Word for word, copy out every line of the records, omitting each picture.

━━ EXERCISE DATA ━━

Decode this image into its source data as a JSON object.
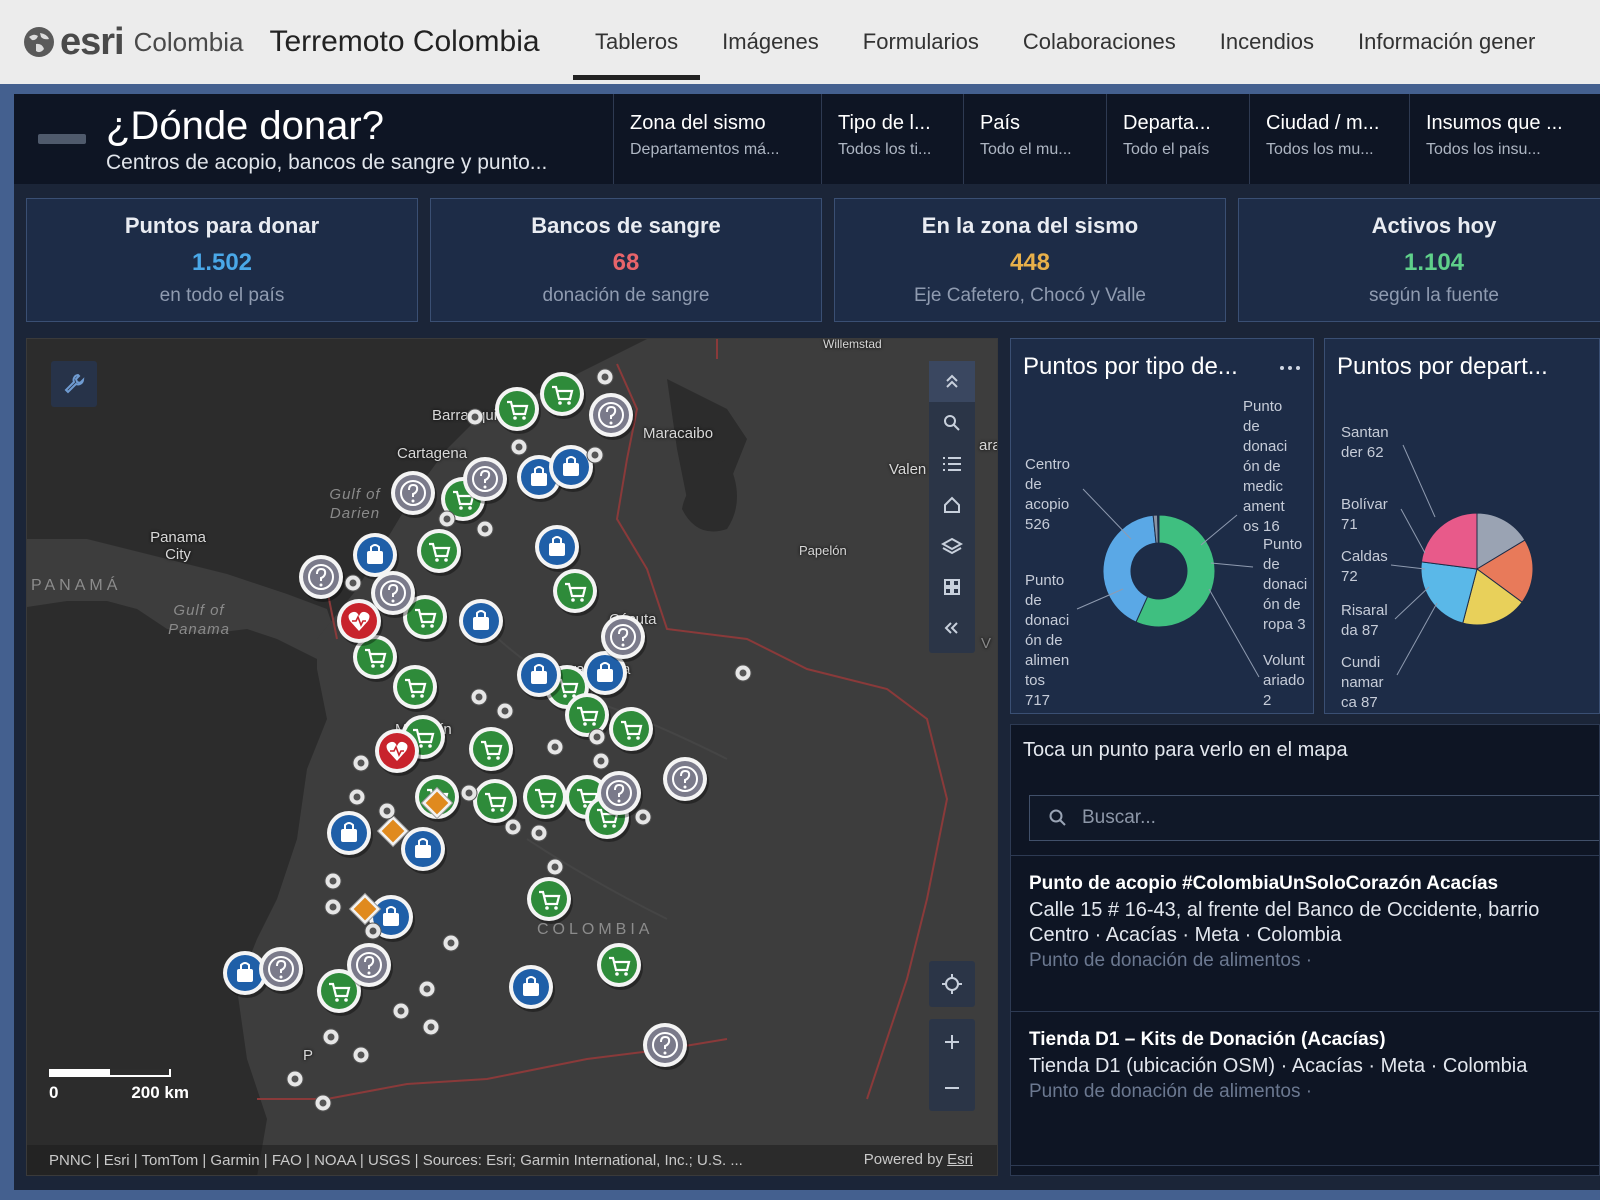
{
  "app": {
    "brand_esri": "esri",
    "brand_country": "Colombia",
    "title": "Terremoto Colombia"
  },
  "nav": {
    "tabs": [
      {
        "label": "Tableros",
        "active": true
      },
      {
        "label": "Imágenes",
        "active": false
      },
      {
        "label": "Formularios",
        "active": false
      },
      {
        "label": "Colaboraciones",
        "active": false
      },
      {
        "label": "Incendios",
        "active": false
      },
      {
        "label": "Información gener",
        "active": false
      }
    ]
  },
  "header": {
    "title": "¿Dónde donar?",
    "subtitle": "Centros de acopio, bancos de sangre y punto..."
  },
  "filters": [
    {
      "label": "Zona del sismo",
      "value": "Departamentos má..."
    },
    {
      "label": "Tipo de l...",
      "value": "Todos los ti..."
    },
    {
      "label": "País",
      "value": "Todo el mu..."
    },
    {
      "label": "Departa...",
      "value": "Todo el país"
    },
    {
      "label": "Ciudad / m...",
      "value": "Todos los mu..."
    },
    {
      "label": "Insumos que ...",
      "value": "Todos los insu..."
    }
  ],
  "kpis": [
    {
      "label": "Puntos para donar",
      "value": "1.502",
      "note": "en todo el país",
      "color": "#4aa8e8"
    },
    {
      "label": "Bancos de sangre",
      "value": "68",
      "note": "donación de sangre",
      "color": "#e8646a"
    },
    {
      "label": "En la zona del sismo",
      "value": "448",
      "note": "Eje Cafetero, Chocó y Valle",
      "color": "#e8b04a"
    },
    {
      "label": "Activos hoy",
      "value": "1.104",
      "note": "según la fuente",
      "color": "#5fd08a"
    }
  ],
  "map": {
    "labels": {
      "barranquilla": "Barranquilla",
      "cartagena": "Cartagena",
      "maracaibo": "Maracaibo",
      "valencia": "Valen",
      "panama_city": "Panama City",
      "panama": "PANAMÁ",
      "gulf_darien": "Gulf of Darien",
      "gulf_panama": "Gulf of Panama",
      "papelon": "Papelón",
      "cucuta": "Cúcuta",
      "bucaramanga": "Bucaramanga",
      "medellin": "Medellín",
      "colombia": "COLOMBIA",
      "willemstad": "Willemstad",
      "aruba": "ara",
      "v": "V",
      "pasto": "P"
    },
    "scale": {
      "zero": "0",
      "distance": "200 km"
    },
    "attribution": "PNNC | Esri | TomTom | Garmin | FAO | NOAA | USGS | Sources: Esri; Garmin International, Inc.; U.S. ...",
    "powered_by": "Powered by",
    "powered_brand": "Esri",
    "colors": {
      "grocery": "#2e8b3a",
      "bag": "#1f5fa8",
      "question": "#7a7a8a",
      "blood": "#c8232c",
      "pill": "#e08a1e"
    }
  },
  "chart_data": [
    {
      "type": "pie",
      "donut": true,
      "title": "Puntos por tipo de...",
      "slices": [
        {
          "name": "Punto de donación de alimentos",
          "value": 717,
          "label_lines": [
            "Punto",
            "de",
            "donaci",
            "ón de",
            "alimen",
            "tos",
            "717"
          ],
          "color": "#3fbf80"
        },
        {
          "name": "Centro de acopio",
          "value": 526,
          "label_lines": [
            "Centro",
            "de",
            "acopio",
            "526"
          ],
          "color": "#5aa8e6"
        },
        {
          "name": "Punto de donación de medicamentos",
          "value": 16,
          "label_lines": [
            "Punto",
            "de",
            "donaci",
            "ón de",
            "medic",
            "ament",
            "os 16"
          ],
          "color": "#8a93a3"
        },
        {
          "name": "Punto de donación de ropa",
          "value": 3,
          "label_lines": [
            "Punto",
            "de",
            "donaci",
            "ón de",
            "ropa 3"
          ],
          "color": "#e8586a"
        },
        {
          "name": "Voluntariado",
          "value": 2,
          "label_lines": [
            "Volunt",
            "ariado",
            "2"
          ],
          "color": "#e0a34a"
        }
      ]
    },
    {
      "type": "pie",
      "donut": false,
      "title": "Puntos por depart...",
      "slices": [
        {
          "name": "Santander",
          "value": 62,
          "label_lines": [
            "Santan",
            "der 62"
          ],
          "color": "#9aa3b3"
        },
        {
          "name": "Bolívar",
          "value": 71,
          "label_lines": [
            "Bolívar",
            "71"
          ],
          "color": "#e87a5a"
        },
        {
          "name": "Caldas",
          "value": 72,
          "label_lines": [
            "Caldas",
            "72"
          ],
          "color": "#e8d05a"
        },
        {
          "name": "Risaralda",
          "value": 87,
          "label_lines": [
            "Risaral",
            "da 87"
          ],
          "color": "#5ab8e8"
        },
        {
          "name": "Cundinamarca",
          "value": 87,
          "label_lines": [
            "Cundi",
            "namar",
            "ca 87"
          ],
          "color": "#e85a8a"
        }
      ]
    }
  ],
  "list": {
    "caption": "Toca un punto para verlo en el mapa",
    "search_placeholder": "Buscar...",
    "items": [
      {
        "title": "Punto de acopio #ColombiaUnSoloCorazón Acacías",
        "desc": "Calle 15 # 16-43, al frente del Banco de Occidente, barrio Centro · Acacías · Meta · Colombia",
        "type": "Punto de donación de alimentos ·"
      },
      {
        "title": "Tienda D1 – Kits de Donación (Acacías)",
        "desc": "Tienda D1 (ubicación OSM) · Acacías · Meta · Colombia",
        "type": "Punto de donación de alimentos ·"
      }
    ]
  }
}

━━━

- **EXERCISE RESPONSE**:
Decode this image into its source data as a JSON object.
{
  "app": {
    "brand_esri": "esri",
    "brand_country": "Colombia",
    "title": "Terremoto Colombia"
  },
  "nav": {
    "tabs": [
      {
        "label": "Tableros",
        "active": true
      },
      {
        "label": "Imágenes",
        "active": false
      },
      {
        "label": "Formularios",
        "active": false
      },
      {
        "label": "Colaboraciones",
        "active": false
      },
      {
        "label": "Incendios",
        "active": false
      },
      {
        "label": "Información gener",
        "active": false
      }
    ]
  },
  "header": {
    "title": "¿Dónde donar?",
    "subtitle": "Centros de acopio, bancos de sangre y punto..."
  },
  "filters": [
    {
      "label": "Zona del sismo",
      "value": "Departamentos má..."
    },
    {
      "label": "Tipo de l...",
      "value": "Todos los ti..."
    },
    {
      "label": "País",
      "value": "Todo el mu..."
    },
    {
      "label": "Departa...",
      "value": "Todo el país"
    },
    {
      "label": "Ciudad / m...",
      "value": "Todos los mu..."
    },
    {
      "label": "Insumos que ...",
      "value": "Todos los insu..."
    }
  ],
  "kpis": [
    {
      "label": "Puntos para donar",
      "value": "1.502",
      "note": "en todo el país",
      "color": "#4aa8e8"
    },
    {
      "label": "Bancos de sangre",
      "value": "68",
      "note": "donación de sangre",
      "color": "#e8646a"
    },
    {
      "label": "En la zona del sismo",
      "value": "448",
      "note": "Eje Cafetero, Chocó y Valle",
      "color": "#e8b04a"
    },
    {
      "label": "Activos hoy",
      "value": "1.104",
      "note": "según la fuente",
      "color": "#5fd08a"
    }
  ],
  "map": {
    "labels": {
      "barranquilla": "Barranquilla",
      "cartagena": "Cartagena",
      "maracaibo": "Maracaibo",
      "valencia": "Valen",
      "panama_city": "Panama City",
      "panama": "PANAMÁ",
      "gulf_darien": "Gulf of Darien",
      "gulf_panama": "Gulf of Panama",
      "papelon": "Papelón",
      "cucuta": "Cúcuta",
      "bucaramanga": "Bucaramanga",
      "medellin": "Medellín",
      "colombia": "COLOMBIA",
      "willemstad": "Willemstad",
      "aruba": "ara",
      "v": "V",
      "pasto": "P"
    },
    "scale": {
      "zero": "0",
      "distance": "200 km"
    },
    "attribution": "PNNC | Esri | TomTom | Garmin | FAO | NOAA | USGS | Sources: Esri; Garmin International, Inc.; U.S. ...",
    "powered_by": "Powered by",
    "powered_brand": "Esri",
    "colors": {
      "grocery": "#2e8b3a",
      "bag": "#1f5fa8",
      "question": "#7a7a8a",
      "blood": "#c8232c",
      "pill": "#e08a1e"
    }
  },
  "chart_data": [
    {
      "type": "pie",
      "donut": true,
      "title": "Puntos por tipo de...",
      "slices": [
        {
          "name": "Punto de donación de alimentos",
          "value": 717,
          "label_lines": [
            "Punto",
            "de",
            "donaci",
            "ón de",
            "alimen",
            "tos",
            "717"
          ],
          "color": "#3fbf80"
        },
        {
          "name": "Centro de acopio",
          "value": 526,
          "label_lines": [
            "Centro",
            "de",
            "acopio",
            "526"
          ],
          "color": "#5aa8e6"
        },
        {
          "name": "Punto de donación de medicamentos",
          "value": 16,
          "label_lines": [
            "Punto",
            "de",
            "donaci",
            "ón de",
            "medic",
            "ament",
            "os 16"
          ],
          "color": "#8a93a3"
        },
        {
          "name": "Punto de donación de ropa",
          "value": 3,
          "label_lines": [
            "Punto",
            "de",
            "donaci",
            "ón de",
            "ropa 3"
          ],
          "color": "#e8586a"
        },
        {
          "name": "Voluntariado",
          "value": 2,
          "label_lines": [
            "Volunt",
            "ariado",
            "2"
          ],
          "color": "#e0a34a"
        }
      ]
    },
    {
      "type": "pie",
      "donut": false,
      "title": "Puntos por depart...",
      "slices": [
        {
          "name": "Santander",
          "value": 62,
          "label_lines": [
            "Santan",
            "der 62"
          ],
          "color": "#9aa3b3"
        },
        {
          "name": "Bolívar",
          "value": 71,
          "label_lines": [
            "Bolívar",
            "71"
          ],
          "color": "#e87a5a"
        },
        {
          "name": "Caldas",
          "value": 72,
          "label_lines": [
            "Caldas",
            "72"
          ],
          "color": "#e8d05a"
        },
        {
          "name": "Risaralda",
          "value": 87,
          "label_lines": [
            "Risaral",
            "da 87"
          ],
          "color": "#5ab8e8"
        },
        {
          "name": "Cundinamarca",
          "value": 87,
          "label_lines": [
            "Cundi",
            "namar",
            "ca 87"
          ],
          "color": "#e85a8a"
        }
      ]
    }
  ],
  "list": {
    "caption": "Toca un punto para verlo en el mapa",
    "search_placeholder": "Buscar...",
    "items": [
      {
        "title": "Punto de acopio #ColombiaUnSoloCorazón Acacías",
        "desc": "Calle 15 # 16-43, al frente del Banco de Occidente, barrio Centro · Acacías · Meta · Colombia",
        "type": "Punto de donación de alimentos ·"
      },
      {
        "title": "Tienda D1 – Kits de Donación (Acacías)",
        "desc": "Tienda D1 (ubicación OSM) · Acacías · Meta · Colombia",
        "type": "Punto de donación de alimentos ·"
      }
    ]
  }
}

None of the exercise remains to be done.